> _PROMPT_:
A word-for-word copy of the data is what's wanted; pictures stay out of it.

> _DATA RECORDS_:
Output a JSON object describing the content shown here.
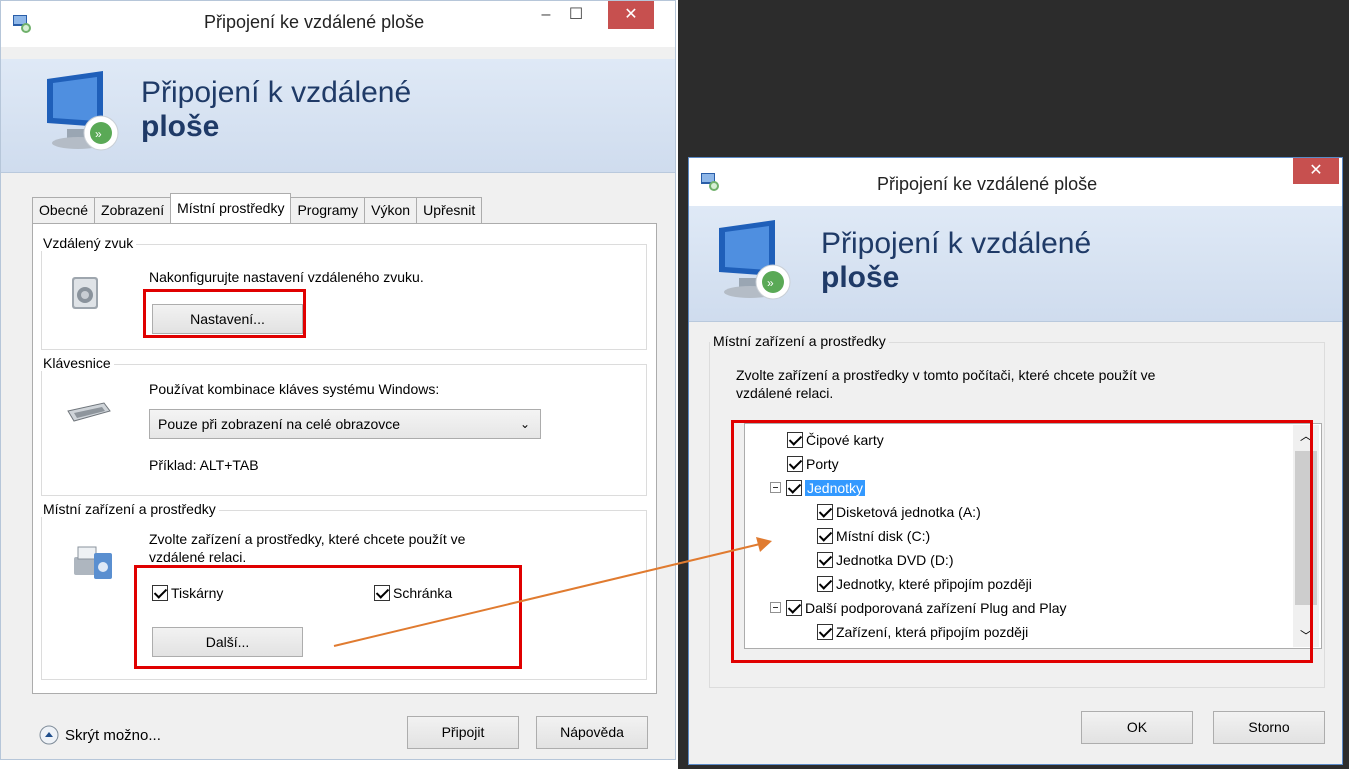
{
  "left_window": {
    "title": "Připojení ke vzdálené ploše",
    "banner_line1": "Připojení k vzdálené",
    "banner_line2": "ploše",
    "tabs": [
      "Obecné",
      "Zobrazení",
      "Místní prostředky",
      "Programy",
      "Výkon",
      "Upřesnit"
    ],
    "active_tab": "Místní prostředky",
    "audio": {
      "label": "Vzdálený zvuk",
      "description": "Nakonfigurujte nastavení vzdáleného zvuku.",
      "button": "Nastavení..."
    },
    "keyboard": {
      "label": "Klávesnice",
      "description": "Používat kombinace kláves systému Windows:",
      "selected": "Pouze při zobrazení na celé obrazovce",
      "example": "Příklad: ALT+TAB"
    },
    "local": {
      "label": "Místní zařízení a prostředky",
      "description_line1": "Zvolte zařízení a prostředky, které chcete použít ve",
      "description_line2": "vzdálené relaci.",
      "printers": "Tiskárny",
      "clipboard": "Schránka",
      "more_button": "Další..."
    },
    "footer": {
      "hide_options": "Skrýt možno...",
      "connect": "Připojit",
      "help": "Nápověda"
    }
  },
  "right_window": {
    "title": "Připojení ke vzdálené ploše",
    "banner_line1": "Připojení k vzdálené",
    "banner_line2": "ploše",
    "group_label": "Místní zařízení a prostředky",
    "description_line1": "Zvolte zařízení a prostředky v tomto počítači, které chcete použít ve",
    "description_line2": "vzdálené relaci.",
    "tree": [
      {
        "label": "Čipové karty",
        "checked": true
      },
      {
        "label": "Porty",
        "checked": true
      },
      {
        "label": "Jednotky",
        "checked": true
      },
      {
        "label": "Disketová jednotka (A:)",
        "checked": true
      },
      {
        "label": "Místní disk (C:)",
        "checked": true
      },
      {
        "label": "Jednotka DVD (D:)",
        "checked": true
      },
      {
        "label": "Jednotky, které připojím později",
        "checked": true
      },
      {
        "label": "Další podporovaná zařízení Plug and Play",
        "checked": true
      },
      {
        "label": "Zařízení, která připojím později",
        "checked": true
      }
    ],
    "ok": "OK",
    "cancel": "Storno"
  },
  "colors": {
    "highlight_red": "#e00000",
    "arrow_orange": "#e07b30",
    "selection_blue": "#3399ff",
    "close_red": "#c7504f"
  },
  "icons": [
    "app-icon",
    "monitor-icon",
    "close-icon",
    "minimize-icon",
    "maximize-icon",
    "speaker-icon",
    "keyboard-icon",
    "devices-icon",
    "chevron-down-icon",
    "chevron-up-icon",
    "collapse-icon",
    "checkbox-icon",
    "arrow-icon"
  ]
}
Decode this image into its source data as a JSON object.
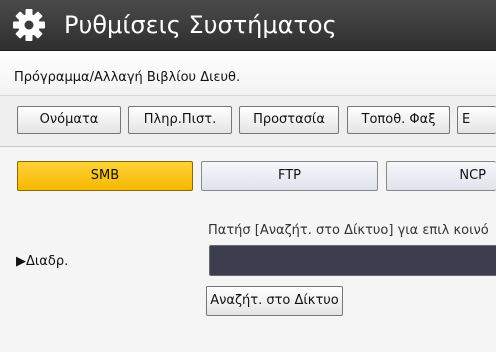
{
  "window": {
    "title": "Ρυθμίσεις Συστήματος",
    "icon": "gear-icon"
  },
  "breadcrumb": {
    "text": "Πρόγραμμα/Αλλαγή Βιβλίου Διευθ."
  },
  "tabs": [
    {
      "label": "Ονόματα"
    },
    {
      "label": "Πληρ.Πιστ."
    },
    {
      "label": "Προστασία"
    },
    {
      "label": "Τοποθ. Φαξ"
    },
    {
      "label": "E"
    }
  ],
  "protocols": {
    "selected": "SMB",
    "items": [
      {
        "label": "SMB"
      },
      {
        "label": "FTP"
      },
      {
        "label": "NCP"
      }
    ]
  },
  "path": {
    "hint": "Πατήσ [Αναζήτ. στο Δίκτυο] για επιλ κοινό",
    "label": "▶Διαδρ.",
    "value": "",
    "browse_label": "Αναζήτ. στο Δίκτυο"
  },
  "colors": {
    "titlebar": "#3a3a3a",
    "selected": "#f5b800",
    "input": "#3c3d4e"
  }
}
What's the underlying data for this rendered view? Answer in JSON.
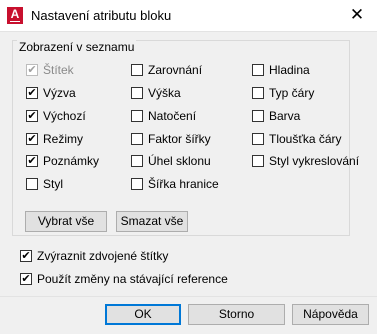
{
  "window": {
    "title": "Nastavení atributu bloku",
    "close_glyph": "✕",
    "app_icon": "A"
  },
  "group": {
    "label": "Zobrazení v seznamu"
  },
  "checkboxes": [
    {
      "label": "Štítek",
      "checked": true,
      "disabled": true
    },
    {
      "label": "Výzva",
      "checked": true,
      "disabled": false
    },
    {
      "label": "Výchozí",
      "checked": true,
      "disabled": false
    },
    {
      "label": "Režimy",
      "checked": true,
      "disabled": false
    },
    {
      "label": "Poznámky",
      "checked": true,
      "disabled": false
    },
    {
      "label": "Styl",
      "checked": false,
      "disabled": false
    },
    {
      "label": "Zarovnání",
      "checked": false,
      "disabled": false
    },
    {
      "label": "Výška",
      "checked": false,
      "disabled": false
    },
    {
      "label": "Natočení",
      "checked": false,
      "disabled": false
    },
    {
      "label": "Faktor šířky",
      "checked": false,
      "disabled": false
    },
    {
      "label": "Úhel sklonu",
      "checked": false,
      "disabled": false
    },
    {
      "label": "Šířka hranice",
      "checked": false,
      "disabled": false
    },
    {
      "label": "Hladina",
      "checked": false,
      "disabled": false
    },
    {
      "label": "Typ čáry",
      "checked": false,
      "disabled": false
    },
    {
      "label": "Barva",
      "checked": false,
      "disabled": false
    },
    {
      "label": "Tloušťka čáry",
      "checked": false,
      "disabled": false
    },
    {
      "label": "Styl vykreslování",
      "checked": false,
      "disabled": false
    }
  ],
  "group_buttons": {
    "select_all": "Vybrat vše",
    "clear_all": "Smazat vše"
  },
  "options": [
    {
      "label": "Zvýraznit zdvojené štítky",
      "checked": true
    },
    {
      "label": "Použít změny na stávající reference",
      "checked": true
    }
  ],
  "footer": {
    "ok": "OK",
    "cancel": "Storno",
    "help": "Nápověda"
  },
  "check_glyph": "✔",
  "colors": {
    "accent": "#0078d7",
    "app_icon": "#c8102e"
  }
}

> _SOLUTION_:
Output a JSON object describing the content shown here.
{
  "left_window": {
    "title": "Připojení ke vzdálené ploše",
    "banner_line1": "Připojení k vzdálené",
    "banner_line2": "ploše",
    "tabs": [
      "Obecné",
      "Zobrazení",
      "Místní prostředky",
      "Programy",
      "Výkon",
      "Upřesnit"
    ],
    "active_tab": "Místní prostředky",
    "audio": {
      "label": "Vzdálený zvuk",
      "description": "Nakonfigurujte nastavení vzdáleného zvuku.",
      "button": "Nastavení..."
    },
    "keyboard": {
      "label": "Klávesnice",
      "description": "Používat kombinace kláves systému Windows:",
      "selected": "Pouze při zobrazení na celé obrazovce",
      "example": "Příklad: ALT+TAB"
    },
    "local": {
      "label": "Místní zařízení a prostředky",
      "description_line1": "Zvolte zařízení a prostředky, které chcete použít ve",
      "description_line2": "vzdálené relaci.",
      "printers": "Tiskárny",
      "clipboard": "Schránka",
      "more_button": "Další..."
    },
    "footer": {
      "hide_options": "Skrýt možno...",
      "connect": "Připojit",
      "help": "Nápověda"
    }
  },
  "right_window": {
    "title": "Připojení ke vzdálené ploše",
    "banner_line1": "Připojení k vzdálené",
    "banner_line2": "ploše",
    "group_label": "Místní zařízení a prostředky",
    "description_line1": "Zvolte zařízení a prostředky v tomto počítači, které chcete použít ve",
    "description_line2": "vzdálené relaci.",
    "tree": [
      {
        "label": "Čipové karty",
        "checked": true
      },
      {
        "label": "Porty",
        "checked": true
      },
      {
        "label": "Jednotky",
        "checked": true
      },
      {
        "label": "Disketová jednotka (A:)",
        "checked": true
      },
      {
        "label": "Místní disk (C:)",
        "checked": true
      },
      {
        "label": "Jednotka DVD (D:)",
        "checked": true
      },
      {
        "label": "Jednotky, které připojím později",
        "checked": true
      },
      {
        "label": "Další podporovaná zařízení Plug and Play",
        "checked": true
      },
      {
        "label": "Zařízení, která připojím později",
        "checked": true
      }
    ],
    "ok": "OK",
    "cancel": "Storno"
  },
  "colors": {
    "highlight_red": "#e00000",
    "arrow_orange": "#e07b30",
    "selection_blue": "#3399ff",
    "close_red": "#c7504f"
  },
  "icons": [
    "app-icon",
    "monitor-icon",
    "close-icon",
    "minimize-icon",
    "maximize-icon",
    "speaker-icon",
    "keyboard-icon",
    "devices-icon",
    "chevron-down-icon",
    "chevron-up-icon",
    "collapse-icon",
    "checkbox-icon",
    "arrow-icon"
  ]
}
Decode this image into its source data as a JSON object.
{
  "window": {
    "title": "Ρυθμίσεις Συστήματος",
    "icon": "gear-icon"
  },
  "breadcrumb": {
    "text": "Πρόγραμμα/Αλλαγή Βιβλίου Διευθ."
  },
  "tabs": [
    {
      "label": "Ονόματα"
    },
    {
      "label": "Πληρ.Πιστ."
    },
    {
      "label": "Προστασία"
    },
    {
      "label": "Τοποθ. Φαξ"
    },
    {
      "label": "E"
    }
  ],
  "protocols": {
    "selected": "SMB",
    "items": [
      {
        "label": "SMB"
      },
      {
        "label": "FTP"
      },
      {
        "label": "NCP"
      }
    ]
  },
  "path": {
    "hint": "Πατήσ [Αναζήτ. στο Δίκτυο] για επιλ κοινό",
    "label": "▶Διαδρ.",
    "value": "",
    "browse_label": "Αναζήτ. στο Δίκτυο"
  },
  "colors": {
    "titlebar": "#3a3a3a",
    "selected": "#f5b800",
    "input": "#3c3d4e"
  }
}
What's the underlying data for this rendered view? Answer in JSON.
{
  "window": {
    "title": "Nastavení atributu bloku",
    "close_glyph": "✕",
    "app_icon": "A"
  },
  "group": {
    "label": "Zobrazení v seznamu"
  },
  "checkboxes": [
    {
      "label": "Štítek",
      "checked": true,
      "disabled": true
    },
    {
      "label": "Výzva",
      "checked": true,
      "disabled": false
    },
    {
      "label": "Výchozí",
      "checked": true,
      "disabled": false
    },
    {
      "label": "Režimy",
      "checked": true,
      "disabled": false
    },
    {
      "label": "Poznámky",
      "checked": true,
      "disabled": false
    },
    {
      "label": "Styl",
      "checked": false,
      "disabled": false
    },
    {
      "label": "Zarovnání",
      "checked": false,
      "disabled": false
    },
    {
      "label": "Výška",
      "checked": false,
      "disabled": false
    },
    {
      "label": "Natočení",
      "checked": false,
      "disabled": false
    },
    {
      "label": "Faktor šířky",
      "checked": false,
      "disabled": false
    },
    {
      "label": "Úhel sklonu",
      "checked": false,
      "disabled": false
    },
    {
      "label": "Šířka hranice",
      "checked": false,
      "disabled": false
    },
    {
      "label": "Hladina",
      "checked": false,
      "disabled": false
    },
    {
      "label": "Typ čáry",
      "checked": false,
      "disabled": false
    },
    {
      "label": "Barva",
      "checked": false,
      "disabled": false
    },
    {
      "label": "Tloušťka čáry",
      "checked": false,
      "disabled": false
    },
    {
      "label": "Styl vykreslování",
      "checked": false,
      "disabled": false
    }
  ],
  "group_buttons": {
    "select_all": "Vybrat vše",
    "clear_all": "Smazat vše"
  },
  "options": [
    {
      "label": "Zvýraznit zdvojené štítky",
      "checked": true
    },
    {
      "label": "Použít změny na stávající reference",
      "checked": true
    }
  ],
  "footer": {
    "ok": "OK",
    "cancel": "Storno",
    "help": "Nápověda"
  },
  "check_glyph": "✔",
  "colors": {
    "accent": "#0078d7",
    "app_icon": "#c8102e"
  }
}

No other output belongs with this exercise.